**TASK TO COMPLETE**:
Could you please retype the records exactly, minus their pictures?

==== RAW DATA

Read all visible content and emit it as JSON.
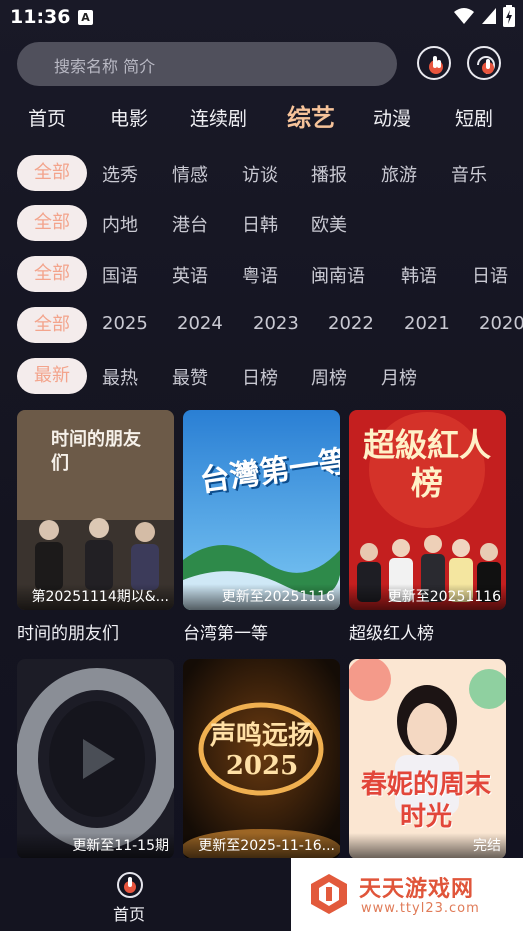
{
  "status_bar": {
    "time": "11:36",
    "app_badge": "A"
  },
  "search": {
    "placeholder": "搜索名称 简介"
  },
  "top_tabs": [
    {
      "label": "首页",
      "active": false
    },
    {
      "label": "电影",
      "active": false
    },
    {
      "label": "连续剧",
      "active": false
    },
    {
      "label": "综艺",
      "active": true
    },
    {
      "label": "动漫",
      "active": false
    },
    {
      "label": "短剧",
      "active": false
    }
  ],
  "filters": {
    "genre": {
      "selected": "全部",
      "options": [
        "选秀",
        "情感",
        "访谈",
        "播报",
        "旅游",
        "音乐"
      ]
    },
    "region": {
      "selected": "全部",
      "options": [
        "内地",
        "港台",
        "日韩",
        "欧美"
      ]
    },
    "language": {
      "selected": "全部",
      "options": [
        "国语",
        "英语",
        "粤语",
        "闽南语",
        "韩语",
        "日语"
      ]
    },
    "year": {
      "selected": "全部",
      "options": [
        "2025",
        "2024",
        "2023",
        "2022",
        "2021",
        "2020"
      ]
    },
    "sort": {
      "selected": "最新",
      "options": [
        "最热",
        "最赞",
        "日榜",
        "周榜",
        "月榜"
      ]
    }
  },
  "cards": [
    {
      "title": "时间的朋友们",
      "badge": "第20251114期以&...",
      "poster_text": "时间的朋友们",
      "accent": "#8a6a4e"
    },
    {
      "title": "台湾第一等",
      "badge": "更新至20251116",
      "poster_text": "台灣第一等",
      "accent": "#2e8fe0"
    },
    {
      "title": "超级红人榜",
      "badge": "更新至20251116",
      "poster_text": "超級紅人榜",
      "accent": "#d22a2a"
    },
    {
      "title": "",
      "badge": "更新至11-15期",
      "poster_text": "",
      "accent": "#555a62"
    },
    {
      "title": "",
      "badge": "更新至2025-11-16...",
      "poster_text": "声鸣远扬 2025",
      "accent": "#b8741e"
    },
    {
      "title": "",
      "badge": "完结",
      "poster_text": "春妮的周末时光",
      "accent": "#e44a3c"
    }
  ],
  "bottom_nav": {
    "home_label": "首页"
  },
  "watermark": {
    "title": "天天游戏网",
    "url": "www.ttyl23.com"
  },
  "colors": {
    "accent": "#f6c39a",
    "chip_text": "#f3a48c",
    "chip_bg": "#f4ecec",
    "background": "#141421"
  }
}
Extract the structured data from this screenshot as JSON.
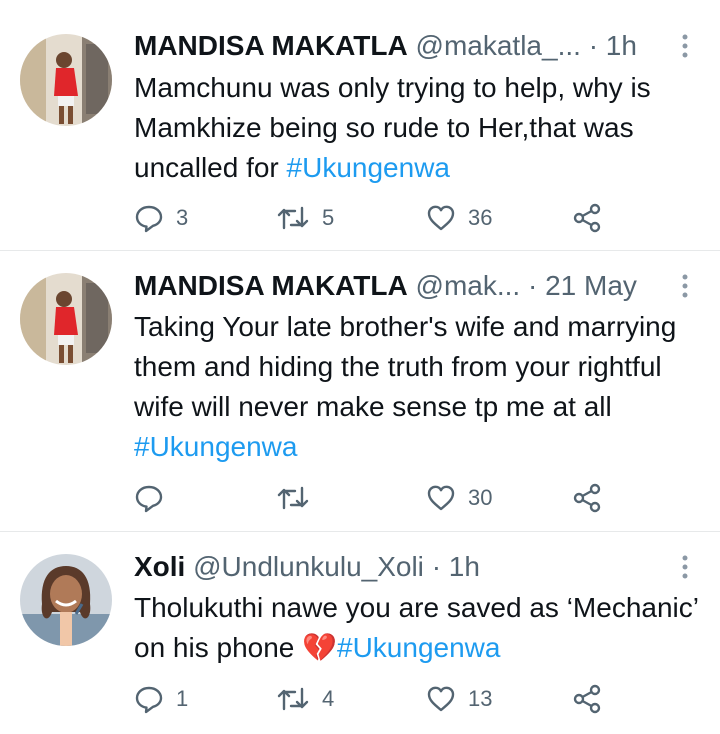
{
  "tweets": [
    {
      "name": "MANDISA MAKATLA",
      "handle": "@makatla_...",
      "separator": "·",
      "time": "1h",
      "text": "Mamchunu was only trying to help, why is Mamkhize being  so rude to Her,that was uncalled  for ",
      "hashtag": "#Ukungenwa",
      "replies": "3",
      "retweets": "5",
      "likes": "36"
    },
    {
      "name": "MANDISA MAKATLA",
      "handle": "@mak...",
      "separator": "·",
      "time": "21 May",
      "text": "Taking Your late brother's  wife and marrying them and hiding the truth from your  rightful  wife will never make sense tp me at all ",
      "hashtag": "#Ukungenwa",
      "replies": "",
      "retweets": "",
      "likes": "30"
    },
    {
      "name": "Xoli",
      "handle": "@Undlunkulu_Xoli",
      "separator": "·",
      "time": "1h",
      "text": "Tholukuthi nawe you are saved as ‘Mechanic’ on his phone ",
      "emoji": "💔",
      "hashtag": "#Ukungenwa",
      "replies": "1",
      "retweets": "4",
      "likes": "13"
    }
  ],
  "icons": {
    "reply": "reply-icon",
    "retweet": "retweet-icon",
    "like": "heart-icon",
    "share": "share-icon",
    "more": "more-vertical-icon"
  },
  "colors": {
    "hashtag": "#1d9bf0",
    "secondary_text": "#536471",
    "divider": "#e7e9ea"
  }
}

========

**EXERCISE SOLUTION**:
Read all visible content and emit it as JSON.
{
  "status_bar": {
    "time": "11:36",
    "app_badge": "A"
  },
  "search": {
    "placeholder": "搜索名称 简介"
  },
  "top_tabs": [
    {
      "label": "首页",
      "active": false
    },
    {
      "label": "电影",
      "active": false
    },
    {
      "label": "连续剧",
      "active": false
    },
    {
      "label": "综艺",
      "active": true
    },
    {
      "label": "动漫",
      "active": false
    },
    {
      "label": "短剧",
      "active": false
    }
  ],
  "filters": {
    "genre": {
      "selected": "全部",
      "options": [
        "选秀",
        "情感",
        "访谈",
        "播报",
        "旅游",
        "音乐"
      ]
    },
    "region": {
      "selected": "全部",
      "options": [
        "内地",
        "港台",
        "日韩",
        "欧美"
      ]
    },
    "language": {
      "selected": "全部",
      "options": [
        "国语",
        "英语",
        "粤语",
        "闽南语",
        "韩语",
        "日语"
      ]
    },
    "year": {
      "selected": "全部",
      "options": [
        "2025",
        "2024",
        "2023",
        "2022",
        "2021",
        "2020"
      ]
    },
    "sort": {
      "selected": "最新",
      "options": [
        "最热",
        "最赞",
        "日榜",
        "周榜",
        "月榜"
      ]
    }
  },
  "cards": [
    {
      "title": "时间的朋友们",
      "badge": "第20251114期以&...",
      "poster_text": "时间的朋友们",
      "accent": "#8a6a4e"
    },
    {
      "title": "台湾第一等",
      "badge": "更新至20251116",
      "poster_text": "台灣第一等",
      "accent": "#2e8fe0"
    },
    {
      "title": "超级红人榜",
      "badge": "更新至20251116",
      "poster_text": "超級紅人榜",
      "accent": "#d22a2a"
    },
    {
      "title": "",
      "badge": "更新至11-15期",
      "poster_text": "",
      "accent": "#555a62"
    },
    {
      "title": "",
      "badge": "更新至2025-11-16...",
      "poster_text": "声鸣远扬 2025",
      "accent": "#b8741e"
    },
    {
      "title": "",
      "badge": "完结",
      "poster_text": "春妮的周末时光",
      "accent": "#e44a3c"
    }
  ],
  "bottom_nav": {
    "home_label": "首页"
  },
  "watermark": {
    "title": "天天游戏网",
    "url": "www.ttyl23.com"
  },
  "colors": {
    "accent": "#f6c39a",
    "chip_text": "#f3a48c",
    "chip_bg": "#f4ecec",
    "background": "#141421"
  }
}
Extract the structured data from this screenshot as JSON.
{
  "tweets": [
    {
      "name": "MANDISA MAKATLA",
      "handle": "@makatla_...",
      "separator": "·",
      "time": "1h",
      "text": "Mamchunu was only trying to help, why is Mamkhize being  so rude to Her,that was uncalled  for ",
      "hashtag": "#Ukungenwa",
      "replies": "3",
      "retweets": "5",
      "likes": "36"
    },
    {
      "name": "MANDISA MAKATLA",
      "handle": "@mak...",
      "separator": "·",
      "time": "21 May",
      "text": "Taking Your late brother's  wife and marrying them and hiding the truth from your  rightful  wife will never make sense tp me at all ",
      "hashtag": "#Ukungenwa",
      "replies": "",
      "retweets": "",
      "likes": "30"
    },
    {
      "name": "Xoli",
      "handle": "@Undlunkulu_Xoli",
      "separator": "·",
      "time": "1h",
      "text": "Tholukuthi nawe you are saved as ‘Mechanic’ on his phone ",
      "emoji": "💔",
      "hashtag": "#Ukungenwa",
      "replies": "1",
      "retweets": "4",
      "likes": "13"
    }
  ],
  "icons": {
    "reply": "reply-icon",
    "retweet": "retweet-icon",
    "like": "heart-icon",
    "share": "share-icon",
    "more": "more-vertical-icon"
  },
  "colors": {
    "hashtag": "#1d9bf0",
    "secondary_text": "#536471",
    "divider": "#e7e9ea"
  }
}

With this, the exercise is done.